It is a testament to the Atmos’s inventiveness, its design, and Jaeger-LeCoultre’s commitment to it that the clock has been in more or less continuous production since the first ones marketed to the public in the 1930s — somewhat surprisingly, considering the toll that the advent of quartz oscillators and electronics took on both the watch and clock industries. The mechanical watch, as we all know, came roaring back after the 1970s-’80s Quartz Crisis, but mechanical clocks never really recovered, remaining a very small, niche business. Part of the reason for the Atmos’s longevity could be the prestige it gained throughout much of the 20th century as an official gift of the Swiss government to American presidents and other heads of state, a distinction it held from the 1950s through the 1980s.

“The Atmos became known as the President’s Clock,” says Belmont. “When you see pictures of presidents in the Oval Office during that era, you can usually see an Atmos somewhere in the background. Whenever a President, a Pope, or a famous actor made an official visit to Switzerland, they would receive one because it was the symbol of Swiss clockmaking and savoir faire.”

The roster of VIPs who have received an Atmos reads like a Who’s Who of 20th century history: Jordan’s King Hussein, England’s Queen Elizabeth and Winston Churchill, France’s Charles de Gaulle, American presidents John F. Kennedy and Ronald Reagan, American actor Charlie Chaplin, and Pope John Paul II, to name a few.

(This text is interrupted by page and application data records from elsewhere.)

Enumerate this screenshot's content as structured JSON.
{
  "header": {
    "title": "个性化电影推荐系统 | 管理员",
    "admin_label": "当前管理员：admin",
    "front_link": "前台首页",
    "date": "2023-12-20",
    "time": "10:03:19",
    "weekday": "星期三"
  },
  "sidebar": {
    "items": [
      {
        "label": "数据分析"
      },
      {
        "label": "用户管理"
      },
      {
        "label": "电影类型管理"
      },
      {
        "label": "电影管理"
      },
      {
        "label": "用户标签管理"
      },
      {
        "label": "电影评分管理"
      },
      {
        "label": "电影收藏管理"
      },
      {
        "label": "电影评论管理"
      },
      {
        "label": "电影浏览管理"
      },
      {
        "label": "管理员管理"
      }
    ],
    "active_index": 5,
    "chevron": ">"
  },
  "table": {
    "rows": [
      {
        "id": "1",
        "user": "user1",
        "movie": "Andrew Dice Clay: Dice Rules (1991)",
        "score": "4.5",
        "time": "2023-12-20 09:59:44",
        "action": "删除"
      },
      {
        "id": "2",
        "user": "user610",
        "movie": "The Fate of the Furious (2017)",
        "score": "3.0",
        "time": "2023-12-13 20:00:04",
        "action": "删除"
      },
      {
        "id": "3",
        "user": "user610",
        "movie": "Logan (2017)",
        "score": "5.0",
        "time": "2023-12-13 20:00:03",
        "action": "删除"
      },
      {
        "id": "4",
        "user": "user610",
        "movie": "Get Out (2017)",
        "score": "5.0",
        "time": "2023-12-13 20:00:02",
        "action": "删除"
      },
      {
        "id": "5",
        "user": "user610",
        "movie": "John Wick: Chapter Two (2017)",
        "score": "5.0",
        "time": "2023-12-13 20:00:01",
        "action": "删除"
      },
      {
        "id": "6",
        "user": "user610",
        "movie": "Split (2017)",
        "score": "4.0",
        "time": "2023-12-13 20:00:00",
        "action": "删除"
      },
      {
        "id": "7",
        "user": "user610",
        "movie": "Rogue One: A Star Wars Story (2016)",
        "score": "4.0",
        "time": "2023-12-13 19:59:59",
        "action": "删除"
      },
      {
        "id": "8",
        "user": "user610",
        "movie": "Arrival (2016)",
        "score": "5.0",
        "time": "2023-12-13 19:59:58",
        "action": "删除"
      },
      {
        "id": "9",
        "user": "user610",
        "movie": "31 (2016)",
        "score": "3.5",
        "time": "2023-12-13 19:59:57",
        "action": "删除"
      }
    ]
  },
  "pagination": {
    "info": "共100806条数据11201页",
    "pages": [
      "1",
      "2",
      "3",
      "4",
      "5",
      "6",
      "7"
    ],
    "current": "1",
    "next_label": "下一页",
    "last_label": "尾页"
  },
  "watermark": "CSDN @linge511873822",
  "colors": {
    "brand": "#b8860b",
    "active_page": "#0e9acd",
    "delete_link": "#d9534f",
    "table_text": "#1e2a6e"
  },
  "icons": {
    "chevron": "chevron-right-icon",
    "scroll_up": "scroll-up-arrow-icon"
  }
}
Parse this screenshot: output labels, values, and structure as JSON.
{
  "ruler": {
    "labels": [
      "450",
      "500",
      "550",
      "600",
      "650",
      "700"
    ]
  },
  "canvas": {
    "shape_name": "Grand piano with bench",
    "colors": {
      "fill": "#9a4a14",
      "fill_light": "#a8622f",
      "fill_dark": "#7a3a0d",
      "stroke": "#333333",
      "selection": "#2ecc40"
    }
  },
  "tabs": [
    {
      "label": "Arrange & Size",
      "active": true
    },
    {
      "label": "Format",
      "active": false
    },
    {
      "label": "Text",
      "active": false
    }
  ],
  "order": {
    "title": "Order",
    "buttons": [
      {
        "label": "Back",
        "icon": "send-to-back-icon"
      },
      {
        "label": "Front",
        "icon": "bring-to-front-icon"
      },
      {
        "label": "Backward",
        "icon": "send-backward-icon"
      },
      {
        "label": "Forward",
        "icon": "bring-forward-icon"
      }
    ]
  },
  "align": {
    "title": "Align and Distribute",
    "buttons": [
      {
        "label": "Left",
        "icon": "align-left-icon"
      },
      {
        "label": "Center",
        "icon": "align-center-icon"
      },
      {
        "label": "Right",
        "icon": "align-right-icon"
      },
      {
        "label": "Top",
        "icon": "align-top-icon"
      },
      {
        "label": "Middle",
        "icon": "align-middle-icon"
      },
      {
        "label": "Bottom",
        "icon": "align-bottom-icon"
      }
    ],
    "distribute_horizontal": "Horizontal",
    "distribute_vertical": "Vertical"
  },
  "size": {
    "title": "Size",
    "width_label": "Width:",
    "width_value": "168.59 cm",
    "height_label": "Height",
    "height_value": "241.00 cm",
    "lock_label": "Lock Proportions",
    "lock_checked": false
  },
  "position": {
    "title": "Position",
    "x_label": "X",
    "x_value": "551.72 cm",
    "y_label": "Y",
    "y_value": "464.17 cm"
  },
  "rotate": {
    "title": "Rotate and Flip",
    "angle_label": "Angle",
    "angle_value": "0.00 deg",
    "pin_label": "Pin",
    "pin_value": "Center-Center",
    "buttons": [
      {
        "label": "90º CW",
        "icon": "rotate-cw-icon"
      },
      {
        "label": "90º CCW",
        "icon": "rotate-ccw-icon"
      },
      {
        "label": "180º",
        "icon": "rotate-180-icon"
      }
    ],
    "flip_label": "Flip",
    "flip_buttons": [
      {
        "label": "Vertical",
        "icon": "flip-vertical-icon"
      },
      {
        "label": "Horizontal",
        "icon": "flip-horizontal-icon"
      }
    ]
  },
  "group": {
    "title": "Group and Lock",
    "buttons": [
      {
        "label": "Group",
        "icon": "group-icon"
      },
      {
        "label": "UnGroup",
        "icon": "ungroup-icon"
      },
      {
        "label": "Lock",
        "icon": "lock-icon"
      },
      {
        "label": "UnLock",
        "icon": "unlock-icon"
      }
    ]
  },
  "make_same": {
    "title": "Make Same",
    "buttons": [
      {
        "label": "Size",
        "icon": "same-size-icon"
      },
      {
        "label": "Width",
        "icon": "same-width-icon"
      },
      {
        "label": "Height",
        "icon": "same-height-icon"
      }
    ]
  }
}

The Vatican, in Belmont’s estimation, most likely claims the largest collection of Atmos clocks in the world.

This fabulous example is complete with all original documentation, boxes and is in perfect condition.  As mentioned prior, has, retailer details for Tiffany of New York.  This model was made in the 1990's and is no longer in the line, making this a rare opportunity to own a very high quality and collectible example.  This model features these unusual epee style hands with painted ends to make them stand out more against the white dial.  These appear to only also be found on this model sold via Tiffany.  A clock worthy of a fitting home.

Price $7,000.00


Item Dimensions
Default Title inches (0.0cm)